TASK: Please write every entry out again, exactly as it reads below.

(EXTRACTED INFORMATION begins)

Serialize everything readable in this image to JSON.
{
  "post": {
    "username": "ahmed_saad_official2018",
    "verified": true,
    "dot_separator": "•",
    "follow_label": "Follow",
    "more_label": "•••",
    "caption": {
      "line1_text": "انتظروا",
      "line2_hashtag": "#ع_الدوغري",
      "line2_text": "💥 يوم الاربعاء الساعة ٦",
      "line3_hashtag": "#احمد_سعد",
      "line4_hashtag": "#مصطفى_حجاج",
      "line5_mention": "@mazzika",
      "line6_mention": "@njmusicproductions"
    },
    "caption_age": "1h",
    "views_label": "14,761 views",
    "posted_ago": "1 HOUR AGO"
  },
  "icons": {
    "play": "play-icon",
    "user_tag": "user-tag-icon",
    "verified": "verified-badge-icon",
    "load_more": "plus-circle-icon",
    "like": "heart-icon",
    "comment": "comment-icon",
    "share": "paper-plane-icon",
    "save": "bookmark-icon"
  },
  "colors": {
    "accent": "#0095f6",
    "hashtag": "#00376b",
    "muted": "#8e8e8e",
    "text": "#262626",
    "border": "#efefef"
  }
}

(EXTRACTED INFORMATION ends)

SOLUTION TO THE EXERCISE:
Serialize everything readable in this image to JSON.
{
  "post": {
    "username": "ahmed_saad_official2018",
    "verified": true,
    "dot_separator": "•",
    "follow_label": "Follow",
    "more_label": "•••",
    "caption": {
      "line1_text": "انتظروا",
      "line2_hashtag": "#ع_الدوغري",
      "line2_text": "💥 يوم الاربعاء الساعة ٦",
      "line3_hashtag": "#احمد_سعد",
      "line4_hashtag": "#مصطفى_حجاج",
      "line5_mention": "@mazzika",
      "line6_mention": "@njmusicproductions"
    },
    "caption_age": "1h",
    "views_label": "14,761 views",
    "posted_ago": "1 HOUR AGO"
  },
  "icons": {
    "play": "play-icon",
    "user_tag": "user-tag-icon",
    "verified": "verified-badge-icon",
    "load_more": "plus-circle-icon",
    "like": "heart-icon",
    "comment": "comment-icon",
    "share": "paper-plane-icon",
    "save": "bookmark-icon"
  },
  "colors": {
    "accent": "#0095f6",
    "hashtag": "#00376b",
    "muted": "#8e8e8e",
    "text": "#262626",
    "border": "#efefef"
  }
}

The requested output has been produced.